Rivers of ink, both actual and digital, decry the lack of “diversity” in the gaming industry. Learning Solutions columnist Matt Sparks suggests that this reveals an opportunity: VR and eLearning can do better at increasing diversity in learning games than commercial game developers have done.

That may well be true. But whether eLearning succeeds in improving on the diversity record of commercial games has as much—or more—to do with how “diversity” is defined as it has to do with the demographics of the characters in learning games. That is, authenticity and diversity are about much more than whether a virtual environment has strong African-American characters, or whether the female characters are “real” or sexualized stereotypes whose role is limited and largely decorative—although much of the discussion of diversity in video games emphasizes these essential but woefully insufficient measures.

Whether targeted to K–12 students or adult learners, eLearning games, simulations, and immersive experiences are effective only if learners engage with them. And learners are more likely to engage with eLearning that reflects their experience or has characters with whom they can identify.

True diversity reflects a variety of races and genders, sure; it also reflects different life experiences, educational and cultural backgrounds, and more. Decades of study have led researchers to the conclusion that authentically diverse teams are more creative, productive, and successful.

In a 1999 article from the Stanford Graduate School of Business, the authors state, “People tend to think of diversity as simply demographic, a matter of color, gender, or age. However, groups can be disparate in many ways. Diversity is also based on informational differences, reflecting a person’s education and experience, as well as on values or goals that can influence what one perceives to be the mission of something as small as a single meeting or as large as a whole company” (see References at the end of this article).

To engage learners—and, even more important, to accomplish key learning goals—eLearning games and simulations have to reflect reality: a plethora of backgrounds, experiences, and cultures. And the best way to build that diversity into eLearning is to have a diverse group of developers intentionally seeking diverse individuals and experiences to serve as the foundation of their simulations and immersive stories.

Simulations intended to prepare employees to face actual customers have to reflect the customer base—at an emergency call dispatch center, for example, or first responders, hospital workers, sales personnel, or fast-food prep line workers. Hospital patients and fast-food customers come in all shapes, sizes, ages, and colors.
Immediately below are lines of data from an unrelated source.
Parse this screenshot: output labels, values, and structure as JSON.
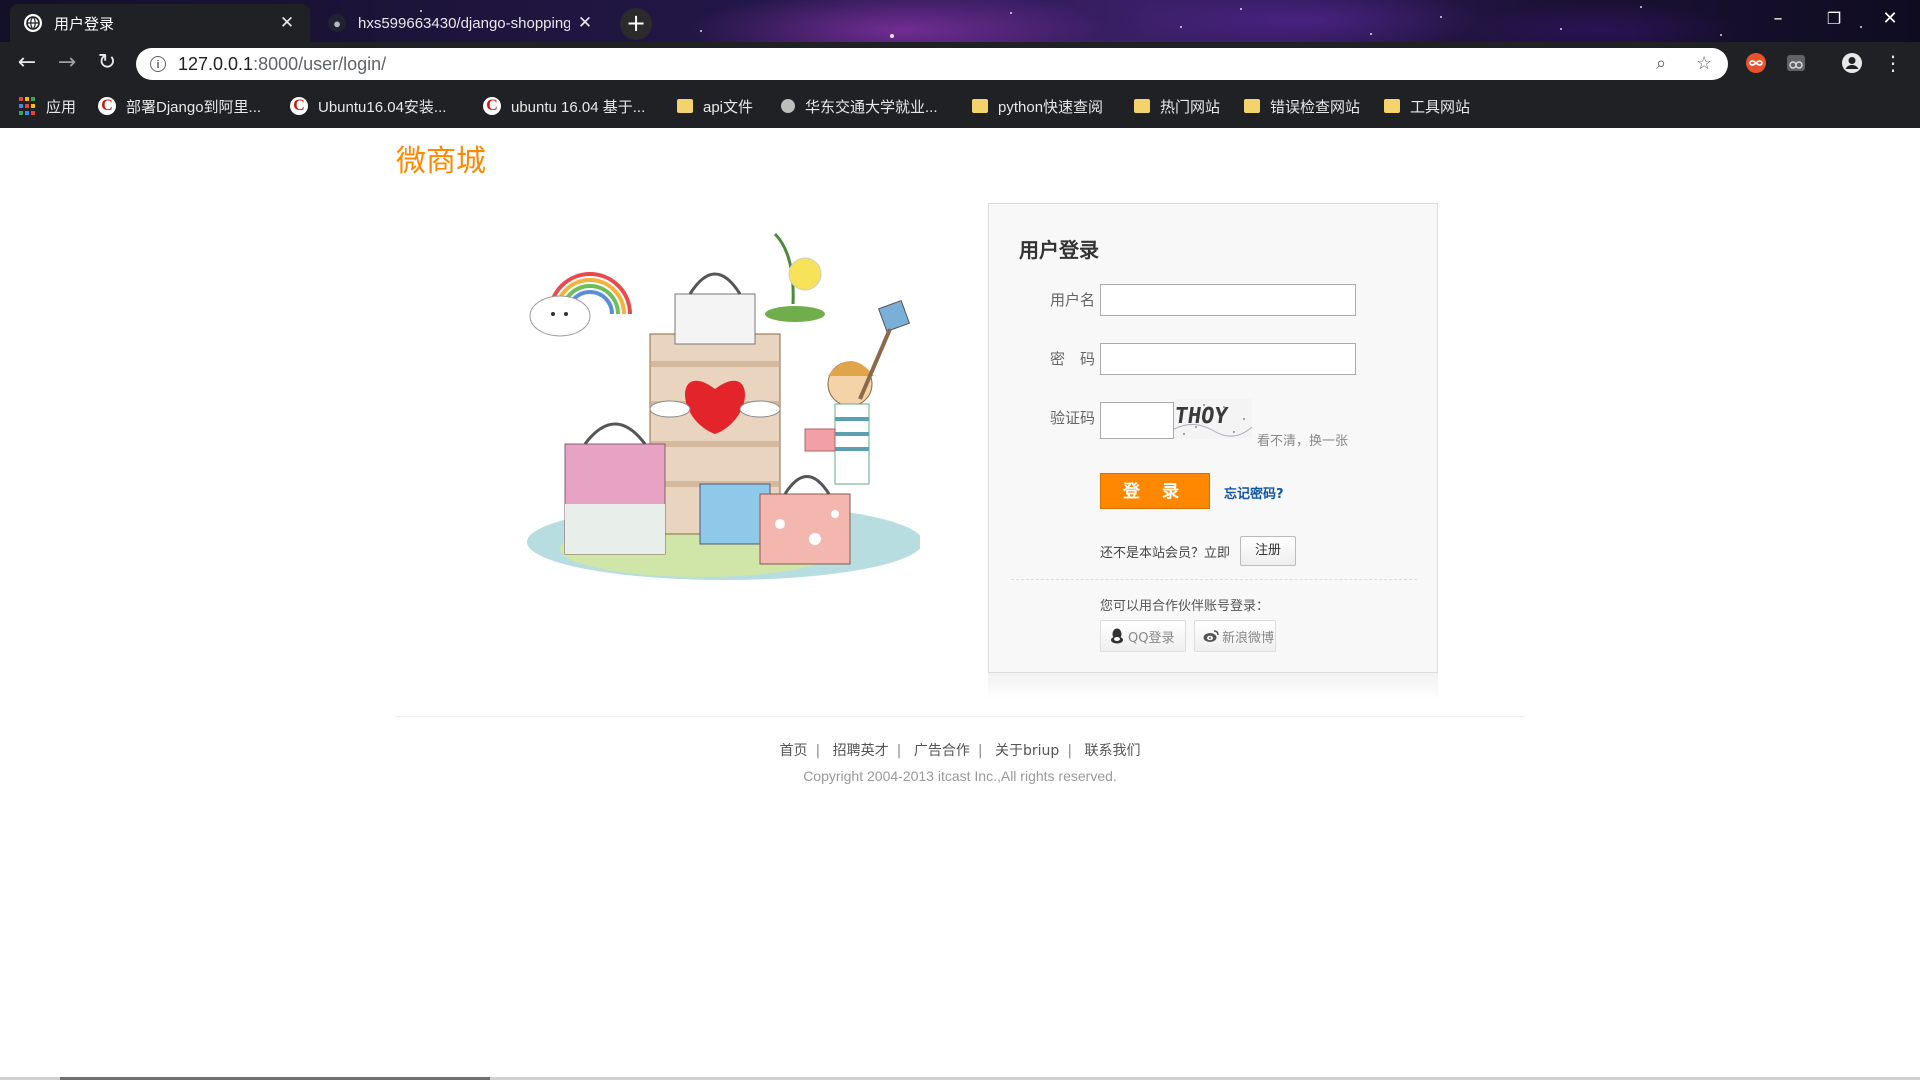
{
  "browser": {
    "tabs": [
      {
        "title": "用户登录",
        "active": true,
        "icon": "globe-icon"
      },
      {
        "title": "hxs599663430/django-shopping",
        "active": false,
        "icon": "github-icon"
      }
    ],
    "new_tab": "+",
    "window_controls": {
      "minimize": "–",
      "restore": "❐",
      "close": "✕"
    },
    "url_host": "127.0.0.1",
    "url_rest": ":8000/user/login/",
    "bookmarks": [
      {
        "label": "应用",
        "icon": "apps-icon"
      },
      {
        "label": "部署Django到阿里...",
        "icon": "csdn-icon"
      },
      {
        "label": "Ubuntu16.04安装...",
        "icon": "csdn-icon"
      },
      {
        "label": "ubuntu 16.04 基于...",
        "icon": "csdn-icon"
      },
      {
        "label": "api文件",
        "icon": "folder-icon"
      },
      {
        "label": "华东交通大学就业...",
        "icon": "site-icon"
      },
      {
        "label": "python快速查阅",
        "icon": "folder-icon"
      },
      {
        "label": "热门网站",
        "icon": "folder-icon"
      },
      {
        "label": "错误检查网站",
        "icon": "folder-icon"
      },
      {
        "label": "工具网站",
        "icon": "folder-icon"
      }
    ]
  },
  "page": {
    "logo": "微商城",
    "login": {
      "title": "用户登录",
      "username_label": "用户名",
      "password_label": "密　码",
      "captcha_label": "验证码",
      "captcha_text": "THOY",
      "captcha_refresh": "看不清，换一张",
      "submit": "登 录",
      "forgot": "忘记密码?",
      "register_tip": "还不是本站会员？立即",
      "register_button": "注册",
      "partner_tip": "您可以用合作伙伴账号登录：",
      "qq_login": "QQ登录",
      "weibo_login": "新浪微博"
    },
    "footer": {
      "links": [
        "首页",
        "招聘英才",
        "广告合作",
        "关于briup",
        "联系我们"
      ],
      "copyright": "Copyright 2004-2013 itcast Inc.,All rights reserved."
    }
  },
  "colors": {
    "accent": "#ff8800",
    "link": "#1155aa",
    "chrome_dark": "#202124"
  }
}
The families that EMTs-in-training will pull out of future car wrecks won’t be smiling and perfectly coiffed like the models in stock image collections. It stands to reason that the characters populating eLearning should reflect these realities, but characters’ and avatars’ appearance is only a starting point.

Authentic eLearning has to not only look realistic, but also pose actual problems in realistic contexts or provide learners with projects for real clients, according to researcher Jan Herrington. What matters is “cognitive realism,” Herrington says, which is essential, whether the task is a simulation or a work product for a genuine customer.

Characteristics of authentic tasks that Herrington distilled from research on authentic learning environments include:

  • They require learners to define the steps needed to complete the task, rather than provide step-by-step instructions
  • Learners are encouraged or required to collaborate
  • Learners are able to explore a variety of perspectives and approaches to solving the problem, rather than being instructed to follow a single method
  • Different groups of learners might come up with different—equally viable—solutions; there is not one correct answer or end product

Note that these descriptions of authentic learning don’t even mention the demographics of characters; these “authentic tasks” might not include simulations. Herrington’s focus in seeking authenticity emphasizes learning that provides “contexts that reflect the way the knowledge will be used in real life.”

In fact, she argues that aiming for completely realistic simulations and virtual environments is not always necessary, writing, “Our own research proposes that the physical reality of the learning situation is of less importance than the characteristics of the task design, and the engagement of students in the learning environment.”

But the goals of diversity and authenticity are complementary. Engaging eLearning that includes authentic, collaborative tasks that teach and reinforce skills used on the job is ideal for some types of training. Simulations, games, and immersive environments that allow learners to practice interactions or complex skills are the ideal framework for many types of training. In all instances, the characters, scenarios, and language used in training exercises should reflect the makeup of the company and the community. Authentic eLearning demands a diversity of characters, pseudo-customers, and learner avatars.


Herrington, Jan. “Authentic e-learning in higher education: Design principles for authentic learning environments and tasks.World Conference on E-Learning in Corporate, Government, Healthcare, and Higher Education, 2006.

Herrington, Jan. “Authentic Learning.

Herrington, Jan, T.C. Reeves, and R. Oliver. “Immersive learning technologies: Realism and online authentic learning.” Journal of Computing in Higher Education, Vol. 19, No. 1. 2007.

Stanford Graduate School of Business. “Diversity and Work Group Performance.” 1 November 1999.